Our new columnist gives you the inside track on the ups and downs of establishing a digital TV service in 2011.
This time of year always brings mixed feelings for me – looking back on the channel successes and failures of the year (2010 brought both in equal measure) and forward to the promises of 2011.
A year ago, I had one impending Failure; one with a For Sale sign firmly bolted to its EPG and a Potential Big Success. 12 months on, “Failure” was liquidated, “For Sale” was successfully sold and now thrives under new management, whilst “Big Success” launched to much acclaim but is now in danger of sliding into that special brand of mediocrity that comes with the premature depletion of both funds and energy so familiar to channels in their first few months on air.

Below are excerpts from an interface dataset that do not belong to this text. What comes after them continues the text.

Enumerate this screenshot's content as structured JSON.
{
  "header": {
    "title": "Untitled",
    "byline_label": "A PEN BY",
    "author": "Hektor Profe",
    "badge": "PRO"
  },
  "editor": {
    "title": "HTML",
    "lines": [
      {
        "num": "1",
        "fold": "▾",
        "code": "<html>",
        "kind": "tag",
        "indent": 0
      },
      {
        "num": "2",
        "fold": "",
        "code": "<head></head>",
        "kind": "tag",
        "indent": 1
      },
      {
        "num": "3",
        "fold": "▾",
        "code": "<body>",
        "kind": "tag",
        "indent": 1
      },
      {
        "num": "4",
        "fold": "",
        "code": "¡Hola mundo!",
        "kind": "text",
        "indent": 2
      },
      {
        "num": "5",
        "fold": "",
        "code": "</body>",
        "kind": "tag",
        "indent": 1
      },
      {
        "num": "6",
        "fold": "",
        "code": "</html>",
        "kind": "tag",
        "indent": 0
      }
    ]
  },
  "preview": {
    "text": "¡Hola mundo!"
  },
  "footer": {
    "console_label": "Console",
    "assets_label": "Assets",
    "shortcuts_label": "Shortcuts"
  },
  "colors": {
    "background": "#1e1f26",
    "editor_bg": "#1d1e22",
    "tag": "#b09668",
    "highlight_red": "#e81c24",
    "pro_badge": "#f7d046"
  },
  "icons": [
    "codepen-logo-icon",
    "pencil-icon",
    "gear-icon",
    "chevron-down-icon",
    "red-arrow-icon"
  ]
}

The year ahead looks like being a phenomenally busy one – with more interest than ever in launching in the UK (thanks to the economic climate which sees more TV being consumed than ever before, and a glut of potential investors with nowhere exciting to put their money). I am going into 2011 with a handful of new broadcast clients, each with very different objectives, financial structures, programming, challenges and expectations – but each aspiring to be the most engaging in their genre. How will they fare, will they launch at all, and what will I be writing about them 12 months hence?
Meet my clients: The Internationals – already broadcasting successfully for many years around the world but facing major issues with some of Ofcom’s new EU-based regulatory requirements; Music Mogul is figuring out the various challenges of competing against established channels like MTV along with getting to grips with the confusing PRS For Music system; the extremely well-funded Documentary Geezers with a fantastic idea and a challenging blue-sky commercial proposition; Film Buffs face stiff competition but are backed by an experienced team of die-hards with deep pockets and finally Mr. Entertainment with a glittering history of success in every other medium, wanting to extend that triumph to TV.
So, Big Question of the moment: which UK platform do they use? Aside from Sky and Freesat (none has the desire or finance to even look at anything beyond “windows” on the Holy Grail that is Freeview), how do I advise them of the benefits of any of these “new platforms”?
As a consumer, I’m not 100% sure what they are (or will be), or when (or if) they will deliver anything at all. How do I begin to extol the virtues of any system that relies on broadband, when I can’t even watch ten seconds of YouTube at home without entering some interminable buffering zone? (Before you ask, I’m not in the Outer Hebrides – where I suspect things are somewhat more sophisticated). How many more set top boxes can I cram under the TV?
As a media professional, I’ve seen a lot of coming and going in the past decade – remember Narrowstep? Remember Jalipo? What happened to them? Was I the only one who felt a modicum of comfort when they managed to shoehorn the comforting phrase “working with the BBC” into their press releases? I’ve witnessed the ups and downs of SeeSaw; Kangaroo was a leap too far; Canvas morphed into YouView, so what next? Until I see solid, measurable results from any of these new platforms, I’m skeptical.